Gather ‘round, children, and let me tell ye a story. Way back in the year Nineteen-Hundred and Eighty-Five, the world of He-Man changed forever with the introduction of his long-lost twin sister, Princess Adora. I remember relating this information to my mother as the biggest news I’d heard since Luke Skywalker discovered he had a long-lost princess twin sister, too. My mother’s reaction? “That’s nice.” A few days later, the news must have sunk in, or perhaps she saw a commercial for the toys, because she came back to me with an urgent and desperate plea: “Don’t even think about it.” She knew, as well as I did, that the abundance of pink plastic and rooted hair would send my father over the edge. Thus began the great Princess of Power smuggling ring of ‘85. Without my parents’ knowledge, I managed to procure and hide about a dozen PoP figures. I would have collected more, but the whole enterprise was extremely risky. One of my more dangerous and brazen tactics was wandering off in a store, then rushing to the toy aisle. I’d pick up one or two figures, then check out while my parents were still shopping, always nervously looking over my shoulder. Then I’d go to the bathroom, ditch the packaging and cram the figures into my pockets. Then I’d rejoin my parents before they suspected what was going on.
I relate this story because it’s still something of a thrill to get and open a Princess of Power figure. Thanks to Mattel’s Masters of the Universe Classics line, I just received and tore into my Adora figure. The big deal here is that this is the first version of Adora in her Force Captain uniform. She’s not the first Adora figure, of course, since the original She-Ra figure served as both princess and Princess of Power. This is a gorgeous figure, though, and she couldn’t look more like Filmation’s Adora. It’s an uncanny resemblance. There has been some grumbling about her tunic skirt, but after looking at it up close and posing her, it doesn’t bother me. I am a little bothered that she comes with a gun, which is so out of character for her, but I’m chalking it up to her Force Captain persona. The sword is a nice attempt to replicate the iconic bejeweled weapon we all know and love, but I’m disappointed it’s smaller than He-Man’s sword. It should be the same size, no excuses.

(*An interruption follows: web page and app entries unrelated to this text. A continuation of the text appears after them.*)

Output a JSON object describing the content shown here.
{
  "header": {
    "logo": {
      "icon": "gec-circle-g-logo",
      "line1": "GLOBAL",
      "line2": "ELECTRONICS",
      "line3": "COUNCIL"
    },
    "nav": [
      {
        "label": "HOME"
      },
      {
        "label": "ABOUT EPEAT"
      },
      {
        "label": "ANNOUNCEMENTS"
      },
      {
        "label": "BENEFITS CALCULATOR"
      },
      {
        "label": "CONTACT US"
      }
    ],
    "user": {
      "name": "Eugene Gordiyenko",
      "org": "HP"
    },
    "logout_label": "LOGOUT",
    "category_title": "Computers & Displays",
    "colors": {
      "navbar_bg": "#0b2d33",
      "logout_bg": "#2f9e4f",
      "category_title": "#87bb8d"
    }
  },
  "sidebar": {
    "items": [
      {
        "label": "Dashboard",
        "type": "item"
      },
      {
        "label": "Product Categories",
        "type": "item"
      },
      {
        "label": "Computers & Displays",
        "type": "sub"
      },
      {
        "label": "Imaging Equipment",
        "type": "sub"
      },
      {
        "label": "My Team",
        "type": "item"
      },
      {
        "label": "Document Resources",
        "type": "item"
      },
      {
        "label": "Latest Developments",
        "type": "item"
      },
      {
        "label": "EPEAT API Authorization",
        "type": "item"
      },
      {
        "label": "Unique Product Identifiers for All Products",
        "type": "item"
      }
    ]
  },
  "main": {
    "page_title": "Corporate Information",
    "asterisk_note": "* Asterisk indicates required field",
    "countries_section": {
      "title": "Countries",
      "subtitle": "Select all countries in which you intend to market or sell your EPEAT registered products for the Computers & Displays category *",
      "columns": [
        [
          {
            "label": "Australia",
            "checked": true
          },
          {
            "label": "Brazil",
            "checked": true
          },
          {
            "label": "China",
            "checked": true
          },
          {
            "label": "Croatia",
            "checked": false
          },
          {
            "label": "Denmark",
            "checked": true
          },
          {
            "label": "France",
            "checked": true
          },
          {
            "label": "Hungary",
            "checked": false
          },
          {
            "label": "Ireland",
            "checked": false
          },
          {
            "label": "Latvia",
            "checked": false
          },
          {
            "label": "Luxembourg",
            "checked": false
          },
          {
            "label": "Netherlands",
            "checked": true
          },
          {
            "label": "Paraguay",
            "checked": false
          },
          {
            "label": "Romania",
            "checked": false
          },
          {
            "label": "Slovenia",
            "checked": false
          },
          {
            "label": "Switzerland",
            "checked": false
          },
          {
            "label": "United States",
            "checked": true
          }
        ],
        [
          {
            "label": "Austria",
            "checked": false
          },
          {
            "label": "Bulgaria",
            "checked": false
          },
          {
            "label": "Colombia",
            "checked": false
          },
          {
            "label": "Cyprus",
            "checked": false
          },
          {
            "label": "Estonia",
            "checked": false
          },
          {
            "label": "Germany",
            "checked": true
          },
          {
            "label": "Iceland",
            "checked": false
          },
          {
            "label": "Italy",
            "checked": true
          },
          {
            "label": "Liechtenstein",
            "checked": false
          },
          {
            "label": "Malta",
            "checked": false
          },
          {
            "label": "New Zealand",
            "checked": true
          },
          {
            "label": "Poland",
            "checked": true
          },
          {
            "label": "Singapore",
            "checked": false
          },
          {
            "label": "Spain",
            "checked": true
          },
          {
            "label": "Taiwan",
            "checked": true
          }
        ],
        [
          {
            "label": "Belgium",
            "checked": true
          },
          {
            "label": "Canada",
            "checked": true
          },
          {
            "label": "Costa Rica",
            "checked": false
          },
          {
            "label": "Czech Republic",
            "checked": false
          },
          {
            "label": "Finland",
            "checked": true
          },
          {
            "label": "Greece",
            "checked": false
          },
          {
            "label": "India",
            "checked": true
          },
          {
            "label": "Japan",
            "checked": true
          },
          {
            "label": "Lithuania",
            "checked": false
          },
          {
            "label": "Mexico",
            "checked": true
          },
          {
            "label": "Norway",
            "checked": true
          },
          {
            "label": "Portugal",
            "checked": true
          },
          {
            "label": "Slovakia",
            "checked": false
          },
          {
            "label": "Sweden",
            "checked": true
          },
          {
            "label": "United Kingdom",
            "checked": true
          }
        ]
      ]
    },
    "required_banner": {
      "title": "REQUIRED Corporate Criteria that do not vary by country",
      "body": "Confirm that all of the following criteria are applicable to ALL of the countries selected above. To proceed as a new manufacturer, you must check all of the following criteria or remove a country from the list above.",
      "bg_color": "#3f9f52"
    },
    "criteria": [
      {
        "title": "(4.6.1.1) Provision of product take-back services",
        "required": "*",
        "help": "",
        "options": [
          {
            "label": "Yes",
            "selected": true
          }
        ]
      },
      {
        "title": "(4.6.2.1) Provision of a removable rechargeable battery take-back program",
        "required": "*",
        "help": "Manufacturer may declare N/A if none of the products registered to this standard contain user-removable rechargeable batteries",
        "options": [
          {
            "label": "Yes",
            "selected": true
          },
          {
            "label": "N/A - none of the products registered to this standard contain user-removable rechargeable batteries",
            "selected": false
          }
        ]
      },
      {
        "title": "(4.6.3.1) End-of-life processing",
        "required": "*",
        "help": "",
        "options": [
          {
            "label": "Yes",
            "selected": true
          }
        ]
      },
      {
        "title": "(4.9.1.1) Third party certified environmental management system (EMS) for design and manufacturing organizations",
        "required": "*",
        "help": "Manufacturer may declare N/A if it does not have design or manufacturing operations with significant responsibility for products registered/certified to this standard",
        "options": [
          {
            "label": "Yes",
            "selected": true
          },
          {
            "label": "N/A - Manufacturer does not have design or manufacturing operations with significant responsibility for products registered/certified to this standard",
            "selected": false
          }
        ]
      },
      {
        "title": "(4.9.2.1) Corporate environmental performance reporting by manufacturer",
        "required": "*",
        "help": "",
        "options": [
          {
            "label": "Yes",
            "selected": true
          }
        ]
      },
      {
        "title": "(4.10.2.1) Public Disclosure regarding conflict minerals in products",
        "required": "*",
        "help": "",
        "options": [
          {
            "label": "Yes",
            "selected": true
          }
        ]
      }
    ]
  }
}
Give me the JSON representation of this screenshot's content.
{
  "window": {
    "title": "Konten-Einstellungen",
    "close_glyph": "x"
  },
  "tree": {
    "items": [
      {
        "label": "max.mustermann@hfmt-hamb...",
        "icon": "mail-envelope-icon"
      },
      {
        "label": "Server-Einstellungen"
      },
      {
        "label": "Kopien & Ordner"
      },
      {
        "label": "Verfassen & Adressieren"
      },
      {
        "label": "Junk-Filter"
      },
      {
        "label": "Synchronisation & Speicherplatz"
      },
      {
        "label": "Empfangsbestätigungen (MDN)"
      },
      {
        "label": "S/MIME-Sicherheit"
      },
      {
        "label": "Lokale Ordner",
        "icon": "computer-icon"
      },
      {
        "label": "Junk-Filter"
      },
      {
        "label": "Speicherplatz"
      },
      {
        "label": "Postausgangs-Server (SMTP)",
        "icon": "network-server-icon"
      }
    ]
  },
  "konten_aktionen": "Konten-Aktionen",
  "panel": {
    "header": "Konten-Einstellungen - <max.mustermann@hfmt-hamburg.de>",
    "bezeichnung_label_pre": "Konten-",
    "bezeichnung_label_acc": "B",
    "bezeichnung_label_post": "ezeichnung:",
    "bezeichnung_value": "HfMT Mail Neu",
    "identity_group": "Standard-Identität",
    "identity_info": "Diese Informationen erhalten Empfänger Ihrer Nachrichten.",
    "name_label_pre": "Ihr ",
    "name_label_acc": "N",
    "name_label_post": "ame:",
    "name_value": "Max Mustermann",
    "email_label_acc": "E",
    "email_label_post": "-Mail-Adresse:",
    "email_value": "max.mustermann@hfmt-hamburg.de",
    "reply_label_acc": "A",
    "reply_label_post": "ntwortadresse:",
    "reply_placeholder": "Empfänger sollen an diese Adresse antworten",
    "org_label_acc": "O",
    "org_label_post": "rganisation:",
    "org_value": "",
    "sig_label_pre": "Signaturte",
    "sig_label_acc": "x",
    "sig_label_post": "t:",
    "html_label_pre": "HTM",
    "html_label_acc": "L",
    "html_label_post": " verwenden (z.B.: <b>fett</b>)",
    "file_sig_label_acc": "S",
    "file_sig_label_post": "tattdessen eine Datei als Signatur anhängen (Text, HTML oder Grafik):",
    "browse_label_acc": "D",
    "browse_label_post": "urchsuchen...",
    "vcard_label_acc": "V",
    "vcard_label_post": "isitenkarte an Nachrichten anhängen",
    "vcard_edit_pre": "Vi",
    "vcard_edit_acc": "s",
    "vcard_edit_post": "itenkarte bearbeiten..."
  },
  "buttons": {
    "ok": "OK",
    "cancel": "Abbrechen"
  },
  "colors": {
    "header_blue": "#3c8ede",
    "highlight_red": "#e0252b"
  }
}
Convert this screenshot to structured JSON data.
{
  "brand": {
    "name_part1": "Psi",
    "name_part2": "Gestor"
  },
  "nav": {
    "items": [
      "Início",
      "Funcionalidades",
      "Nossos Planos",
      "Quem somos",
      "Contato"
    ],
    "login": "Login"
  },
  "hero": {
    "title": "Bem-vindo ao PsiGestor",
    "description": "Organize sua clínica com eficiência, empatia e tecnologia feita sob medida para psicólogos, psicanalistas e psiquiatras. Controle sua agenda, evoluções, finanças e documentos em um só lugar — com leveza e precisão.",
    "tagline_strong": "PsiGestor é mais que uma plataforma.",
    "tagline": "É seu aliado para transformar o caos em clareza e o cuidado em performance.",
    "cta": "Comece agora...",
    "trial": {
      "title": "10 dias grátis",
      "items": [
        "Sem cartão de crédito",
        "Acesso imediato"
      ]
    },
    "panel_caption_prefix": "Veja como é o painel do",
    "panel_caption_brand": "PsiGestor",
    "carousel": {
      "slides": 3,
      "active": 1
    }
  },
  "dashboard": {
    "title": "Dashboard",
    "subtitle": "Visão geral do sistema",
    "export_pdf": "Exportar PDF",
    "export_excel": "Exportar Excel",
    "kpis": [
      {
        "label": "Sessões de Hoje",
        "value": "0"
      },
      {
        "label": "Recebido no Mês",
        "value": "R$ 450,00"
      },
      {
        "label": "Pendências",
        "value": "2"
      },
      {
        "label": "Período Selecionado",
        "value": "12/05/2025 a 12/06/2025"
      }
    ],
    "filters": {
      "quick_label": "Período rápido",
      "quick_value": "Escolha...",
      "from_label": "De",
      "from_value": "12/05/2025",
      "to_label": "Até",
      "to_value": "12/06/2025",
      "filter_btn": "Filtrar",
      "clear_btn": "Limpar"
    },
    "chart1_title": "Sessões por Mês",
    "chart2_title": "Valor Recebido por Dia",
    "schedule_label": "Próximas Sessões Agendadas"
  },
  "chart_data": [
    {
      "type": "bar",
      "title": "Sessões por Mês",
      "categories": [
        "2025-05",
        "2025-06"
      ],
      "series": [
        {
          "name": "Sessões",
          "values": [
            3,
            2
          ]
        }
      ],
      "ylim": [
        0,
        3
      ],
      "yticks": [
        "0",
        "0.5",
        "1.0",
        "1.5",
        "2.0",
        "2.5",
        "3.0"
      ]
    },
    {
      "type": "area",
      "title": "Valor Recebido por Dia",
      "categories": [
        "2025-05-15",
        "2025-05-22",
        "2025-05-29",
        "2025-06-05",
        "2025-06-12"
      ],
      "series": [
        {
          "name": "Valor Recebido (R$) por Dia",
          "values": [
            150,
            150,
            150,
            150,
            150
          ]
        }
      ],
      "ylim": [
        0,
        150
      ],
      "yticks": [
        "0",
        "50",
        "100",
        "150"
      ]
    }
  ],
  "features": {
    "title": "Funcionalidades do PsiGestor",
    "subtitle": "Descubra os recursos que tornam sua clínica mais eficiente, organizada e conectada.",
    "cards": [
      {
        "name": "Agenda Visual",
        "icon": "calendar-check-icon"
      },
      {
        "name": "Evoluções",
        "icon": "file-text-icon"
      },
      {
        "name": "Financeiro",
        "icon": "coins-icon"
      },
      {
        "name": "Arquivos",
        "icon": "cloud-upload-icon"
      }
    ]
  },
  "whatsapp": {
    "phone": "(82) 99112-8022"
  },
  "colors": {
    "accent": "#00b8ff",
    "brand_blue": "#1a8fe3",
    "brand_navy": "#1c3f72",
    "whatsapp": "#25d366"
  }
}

Other than that, I have no complaints. The colors, the sculpt, the articulation: all brilliant. Her gun and sword holsters are elegant and functional touches that really set her apart. Which brings me to my final thought. She’s a fantastic figure, but like the 80s originals, she doesn’t look like she belongs in the MOTU world at all. Posing her next to He-Man or any of the other figures makes it obvious she’s from another line and another world. A world where people wear tailored jackets instead of loincloths and have lovely layered haircuts instead of tragic pageboy disasters.
The other big change in this new incarnation of He-Man’s long-lost twin sister? I didn’t have to smuggle her home in my pocket.